Dance commentators Arlene Croce and John Mueller point out that, aside from the obvious weakness[10] a discursive and overlong plot lacking quality specialist comedians[11] the film contains some of the Astaire-Rogers partnership's most prized duets, not least the iconic "Let's Face the Music and Dance". According to Arlene Croce: "One reason the numbers in Follow the Fleet are as great as they are is that Rogers had improved remarkably as a dancer.

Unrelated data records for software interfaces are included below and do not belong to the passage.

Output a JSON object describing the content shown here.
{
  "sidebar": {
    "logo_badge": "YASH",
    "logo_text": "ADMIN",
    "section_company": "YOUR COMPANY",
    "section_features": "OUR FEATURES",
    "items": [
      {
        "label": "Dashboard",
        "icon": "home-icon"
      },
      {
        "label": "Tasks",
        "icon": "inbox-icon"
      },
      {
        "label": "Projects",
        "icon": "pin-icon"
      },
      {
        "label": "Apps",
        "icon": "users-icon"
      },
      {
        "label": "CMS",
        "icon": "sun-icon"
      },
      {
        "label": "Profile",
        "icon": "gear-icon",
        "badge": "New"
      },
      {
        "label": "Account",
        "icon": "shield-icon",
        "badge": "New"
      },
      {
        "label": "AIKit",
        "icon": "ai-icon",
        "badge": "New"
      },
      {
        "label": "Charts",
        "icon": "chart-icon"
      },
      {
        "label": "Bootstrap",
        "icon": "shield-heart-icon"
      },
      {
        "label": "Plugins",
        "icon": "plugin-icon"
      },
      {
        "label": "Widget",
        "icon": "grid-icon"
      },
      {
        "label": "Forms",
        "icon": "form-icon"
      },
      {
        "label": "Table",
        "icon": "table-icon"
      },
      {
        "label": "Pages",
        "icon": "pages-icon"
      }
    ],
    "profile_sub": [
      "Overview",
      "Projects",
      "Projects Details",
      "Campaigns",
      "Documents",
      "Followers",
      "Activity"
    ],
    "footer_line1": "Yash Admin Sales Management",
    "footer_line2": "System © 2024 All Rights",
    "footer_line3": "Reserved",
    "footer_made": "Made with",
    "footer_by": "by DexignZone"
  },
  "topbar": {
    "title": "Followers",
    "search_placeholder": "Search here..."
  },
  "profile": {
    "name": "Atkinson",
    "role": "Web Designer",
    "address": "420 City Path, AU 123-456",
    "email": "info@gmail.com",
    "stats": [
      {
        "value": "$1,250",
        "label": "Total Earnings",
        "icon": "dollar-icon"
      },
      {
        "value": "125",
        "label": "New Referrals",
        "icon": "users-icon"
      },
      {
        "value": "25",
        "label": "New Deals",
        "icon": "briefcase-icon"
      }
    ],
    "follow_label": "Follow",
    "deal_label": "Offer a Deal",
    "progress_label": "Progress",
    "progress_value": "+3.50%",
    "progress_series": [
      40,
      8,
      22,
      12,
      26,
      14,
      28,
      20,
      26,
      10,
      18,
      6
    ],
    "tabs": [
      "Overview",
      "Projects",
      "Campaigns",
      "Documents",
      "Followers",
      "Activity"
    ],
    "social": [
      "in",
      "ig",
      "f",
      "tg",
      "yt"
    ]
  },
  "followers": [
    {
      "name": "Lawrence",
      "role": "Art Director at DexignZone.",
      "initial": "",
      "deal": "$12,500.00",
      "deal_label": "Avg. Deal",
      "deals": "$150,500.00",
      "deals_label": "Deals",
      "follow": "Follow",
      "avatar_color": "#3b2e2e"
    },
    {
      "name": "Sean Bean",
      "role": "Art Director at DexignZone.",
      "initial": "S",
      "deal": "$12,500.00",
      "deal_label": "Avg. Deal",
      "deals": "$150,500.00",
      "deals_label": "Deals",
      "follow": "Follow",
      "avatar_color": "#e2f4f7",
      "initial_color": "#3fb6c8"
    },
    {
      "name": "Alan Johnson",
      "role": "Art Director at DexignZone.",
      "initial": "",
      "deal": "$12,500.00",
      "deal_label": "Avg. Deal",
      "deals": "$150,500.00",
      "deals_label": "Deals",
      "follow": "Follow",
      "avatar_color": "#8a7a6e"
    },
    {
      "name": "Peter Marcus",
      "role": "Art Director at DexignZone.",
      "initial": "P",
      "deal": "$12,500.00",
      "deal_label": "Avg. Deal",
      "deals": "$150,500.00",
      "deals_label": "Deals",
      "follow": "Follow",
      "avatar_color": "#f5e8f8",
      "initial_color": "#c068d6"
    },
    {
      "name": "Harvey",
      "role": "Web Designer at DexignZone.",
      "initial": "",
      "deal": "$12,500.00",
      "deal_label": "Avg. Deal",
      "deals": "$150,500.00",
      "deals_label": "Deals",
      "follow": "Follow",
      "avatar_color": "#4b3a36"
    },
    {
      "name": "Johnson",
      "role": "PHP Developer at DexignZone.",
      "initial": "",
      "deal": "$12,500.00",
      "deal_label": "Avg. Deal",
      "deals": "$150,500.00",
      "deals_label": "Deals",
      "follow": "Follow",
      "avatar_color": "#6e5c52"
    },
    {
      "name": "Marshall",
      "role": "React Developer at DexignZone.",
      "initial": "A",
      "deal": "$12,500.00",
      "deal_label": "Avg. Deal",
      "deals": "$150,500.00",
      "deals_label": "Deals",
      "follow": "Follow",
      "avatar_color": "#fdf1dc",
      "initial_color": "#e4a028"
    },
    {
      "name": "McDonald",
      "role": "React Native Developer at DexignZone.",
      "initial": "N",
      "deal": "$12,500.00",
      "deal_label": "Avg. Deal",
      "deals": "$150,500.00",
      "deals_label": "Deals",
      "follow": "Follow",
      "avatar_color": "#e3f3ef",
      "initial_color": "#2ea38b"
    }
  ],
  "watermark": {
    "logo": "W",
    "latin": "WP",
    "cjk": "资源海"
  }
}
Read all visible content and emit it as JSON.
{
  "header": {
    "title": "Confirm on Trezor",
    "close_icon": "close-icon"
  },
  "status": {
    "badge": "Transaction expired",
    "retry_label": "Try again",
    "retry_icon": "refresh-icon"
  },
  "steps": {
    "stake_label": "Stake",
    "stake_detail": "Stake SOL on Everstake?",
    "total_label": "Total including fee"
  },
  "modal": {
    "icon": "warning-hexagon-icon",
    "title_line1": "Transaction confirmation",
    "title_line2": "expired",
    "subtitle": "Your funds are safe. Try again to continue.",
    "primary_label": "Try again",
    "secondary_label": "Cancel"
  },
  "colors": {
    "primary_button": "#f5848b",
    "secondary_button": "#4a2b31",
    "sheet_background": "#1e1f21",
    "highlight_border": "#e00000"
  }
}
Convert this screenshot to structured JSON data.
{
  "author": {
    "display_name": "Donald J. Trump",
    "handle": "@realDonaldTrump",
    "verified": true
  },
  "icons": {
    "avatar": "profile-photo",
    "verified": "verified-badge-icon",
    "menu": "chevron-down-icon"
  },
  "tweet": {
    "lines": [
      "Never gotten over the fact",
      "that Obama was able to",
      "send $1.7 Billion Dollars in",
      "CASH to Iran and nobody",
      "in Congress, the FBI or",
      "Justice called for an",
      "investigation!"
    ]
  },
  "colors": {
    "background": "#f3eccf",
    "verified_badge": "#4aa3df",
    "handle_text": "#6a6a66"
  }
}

Under Astaire's coaching she had developed extraordinary range, and the numbers in the film are designed to show it off."[12] That this film's remarkable score [13] was produced immediately after his smash-hit score for Top Hat is perhaps testimony to Berlin's claim that Astaire's abilities inspired him to deliver some of his finest work.[14] As an actor, however, Astaire makes an unconvincing[15] attempt at shedding the wealthy man-about-town image by donning a sailor's uniform, while Rogers, in this her fifth pairing with Astaire, brings her usual comedic and dramatic flair to bear on her role as a nightclub entertainer.

Box Office[edit]

The film earned $1,532,000 in the US and Canada and $1,175,000 elsewhere making a profit of $945,000. This was slightly down on that for Top Hat but was still among RKO's most popular movies of the decade.[1]

References[edit]

Notes

  1. ^ a b c Richard Jewel, 'RKO Film Grosses: 1931-1951', Historical Journal of Film Radio and Television, Vol 14 No 1, 1994 p55
  2. ^ Croce: "with all its flaws Follow the Fleet was a shattering hit", p.84
  3. ^ Mueller p.412
  4. ^ TCM.com
  5. ^ A separate recording exists of Irving Berlin singing this song to his own piano accompaniment, a recording which was featured by Astaire's choreography partner Hermes Pan and rehearsal pianist Hal Borne in the 2004 ARTE documentary l'Art de Fred Astaire.
  6. ^ Mueller p.92
  7. ^ Astaire: "I got the flying sleeve smack on the jaw and partly in the eye", p.220
  8. ^ Astaire: "The No. 1 take was perfect. It was the one we all liked best.", p.220
  9. ^ Satchell, p.251:"I have never spent two more miserable hours in my life. Every scene was cheap and vulgar. They don't realise that the thirties were a very innocent age, and that should have been set in the eighties — it was just froth; it makes you cry it's so distasteful."
  10. ^ Croce: "its plot is a dead weight," p. 82; Mueller: "bogged down by a sour, labored plot," p. 89
  11. ^ Mueller p. 90
  12. ^ Croce, p. 82
  13. ^ Astaire: "one of his best" p. 218
  14. ^ Mueller p. 78
  15. ^ Mueller: "no one is taken in", p. 89

Bibliography

External links[edit]